= Data for review =
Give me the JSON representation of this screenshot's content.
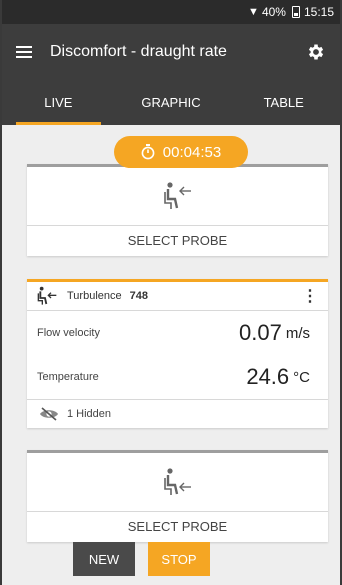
{
  "status_bar": {
    "battery": "40%",
    "time": "15:15"
  },
  "header": {
    "title": "Discomfort - draught rate"
  },
  "tabs": [
    {
      "label": "LIVE",
      "active": true
    },
    {
      "label": "GRAPHIC",
      "active": false
    },
    {
      "label": "TABLE",
      "active": false
    }
  ],
  "timer": "00:04:53",
  "probe_slot_1": {
    "label": "SELECT PROBE"
  },
  "measurement_card": {
    "sensor_name": "Turbulence",
    "sensor_id": "748",
    "readings": [
      {
        "label": "Flow velocity",
        "value": "0.07",
        "unit": "m/s"
      },
      {
        "label": "Temperature",
        "value": "24.6",
        "unit": "°C"
      }
    ],
    "hidden_text": "1 Hidden"
  },
  "probe_slot_2": {
    "label": "SELECT PROBE"
  },
  "buttons": {
    "new": "NEW",
    "stop": "STOP"
  },
  "colors": {
    "accent": "#f5a623",
    "appbar": "#3d3d3d",
    "statusbar": "#2b2b2b"
  },
  "icons": [
    "menu-icon",
    "gear-icon",
    "stopwatch-icon",
    "seated-person-draught-icon",
    "more-vert-icon",
    "eye-off-icon",
    "wifi-icon",
    "battery-icon"
  ]
}
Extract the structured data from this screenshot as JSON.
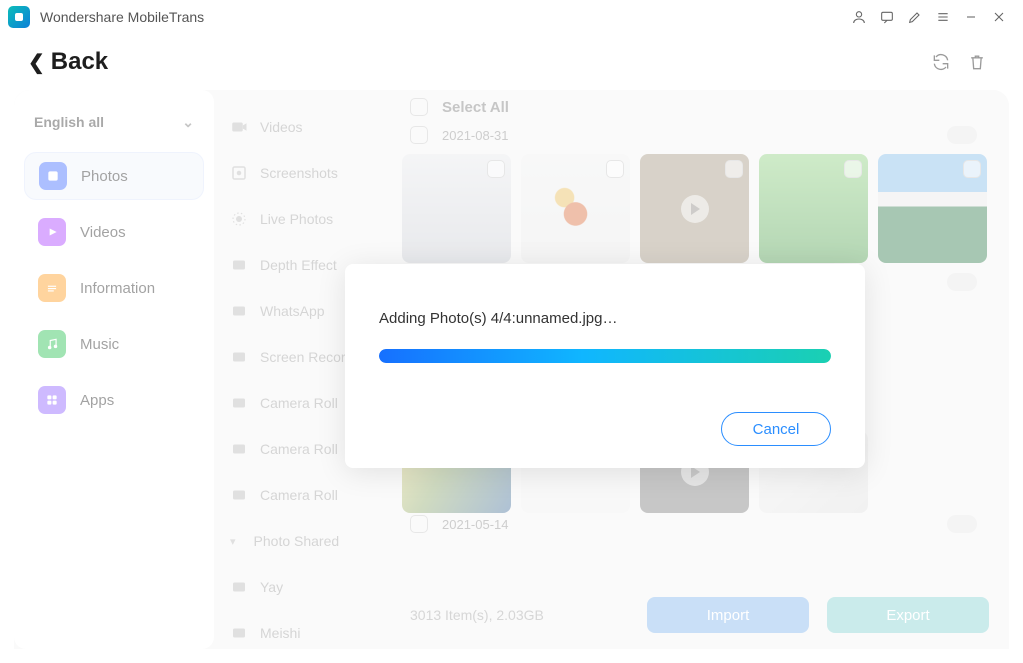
{
  "app": {
    "title": "Wondershare MobileTrans"
  },
  "header": {
    "back_label": "Back"
  },
  "sidebar": {
    "language_label": "English all",
    "items": [
      {
        "label": "Photos"
      },
      {
        "label": "Videos"
      },
      {
        "label": "Information"
      },
      {
        "label": "Music"
      },
      {
        "label": "Apps"
      }
    ]
  },
  "midcol": {
    "items": [
      {
        "label": "Videos"
      },
      {
        "label": "Screenshots"
      },
      {
        "label": "Live Photos"
      },
      {
        "label": "Depth Effect"
      },
      {
        "label": "WhatsApp"
      },
      {
        "label": "Screen Recorder"
      },
      {
        "label": "Camera Roll"
      },
      {
        "label": "Camera Roll"
      },
      {
        "label": "Camera Roll"
      },
      {
        "label": "Photo Shared"
      },
      {
        "label": "Yay"
      },
      {
        "label": "Meishi"
      }
    ]
  },
  "content": {
    "select_all_label": "Select All",
    "groups": [
      {
        "date": "2021-08-31"
      },
      {
        "date": "2021-05-14"
      }
    ]
  },
  "footer": {
    "summary": "3013 Item(s), 2.03GB",
    "import_label": "Import",
    "export_label": "Export"
  },
  "modal": {
    "message": "Adding Photo(s) 4/4:unnamed.jpg…",
    "progress_percent": 100,
    "cancel_label": "Cancel"
  },
  "colors": {
    "accent_blue": "#2b8eff",
    "progress_gradient_from": "#1670ff",
    "progress_gradient_to": "#1ad0b2"
  }
}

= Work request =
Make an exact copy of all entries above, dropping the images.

= Completed task =
Give me the JSON representation of this screenshot's content.
{
  "status_bar": {
    "battery": "40%",
    "time": "15:15"
  },
  "header": {
    "title": "Discomfort - draught rate"
  },
  "tabs": [
    {
      "label": "LIVE",
      "active": true
    },
    {
      "label": "GRAPHIC",
      "active": false
    },
    {
      "label": "TABLE",
      "active": false
    }
  ],
  "timer": "00:04:53",
  "probe_slot_1": {
    "label": "SELECT PROBE"
  },
  "measurement_card": {
    "sensor_name": "Turbulence",
    "sensor_id": "748",
    "readings": [
      {
        "label": "Flow velocity",
        "value": "0.07",
        "unit": "m/s"
      },
      {
        "label": "Temperature",
        "value": "24.6",
        "unit": "°C"
      }
    ],
    "hidden_text": "1 Hidden"
  },
  "probe_slot_2": {
    "label": "SELECT PROBE"
  },
  "buttons": {
    "new": "NEW",
    "stop": "STOP"
  },
  "colors": {
    "accent": "#f5a623",
    "appbar": "#3d3d3d",
    "statusbar": "#2b2b2b"
  },
  "icons": [
    "menu-icon",
    "gear-icon",
    "stopwatch-icon",
    "seated-person-draught-icon",
    "more-vert-icon",
    "eye-off-icon",
    "wifi-icon",
    "battery-icon"
  ]
}
Extract the structured data from this screenshot as JSON.
{
  "app": {
    "title": "Wondershare MobileTrans"
  },
  "header": {
    "back_label": "Back"
  },
  "sidebar": {
    "language_label": "English all",
    "items": [
      {
        "label": "Photos"
      },
      {
        "label": "Videos"
      },
      {
        "label": "Information"
      },
      {
        "label": "Music"
      },
      {
        "label": "Apps"
      }
    ]
  },
  "midcol": {
    "items": [
      {
        "label": "Videos"
      },
      {
        "label": "Screenshots"
      },
      {
        "label": "Live Photos"
      },
      {
        "label": "Depth Effect"
      },
      {
        "label": "WhatsApp"
      },
      {
        "label": "Screen Recorder"
      },
      {
        "label": "Camera Roll"
      },
      {
        "label": "Camera Roll"
      },
      {
        "label": "Camera Roll"
      },
      {
        "label": "Photo Shared"
      },
      {
        "label": "Yay"
      },
      {
        "label": "Meishi"
      }
    ]
  },
  "content": {
    "select_all_label": "Select All",
    "groups": [
      {
        "date": "2021-08-31"
      },
      {
        "date": "2021-05-14"
      }
    ]
  },
  "footer": {
    "summary": "3013 Item(s), 2.03GB",
    "import_label": "Import",
    "export_label": "Export"
  },
  "modal": {
    "message": "Adding Photo(s) 4/4:unnamed.jpg…",
    "progress_percent": 100,
    "cancel_label": "Cancel"
  },
  "colors": {
    "accent_blue": "#2b8eff",
    "progress_gradient_from": "#1670ff",
    "progress_gradient_to": "#1ad0b2"
  }
}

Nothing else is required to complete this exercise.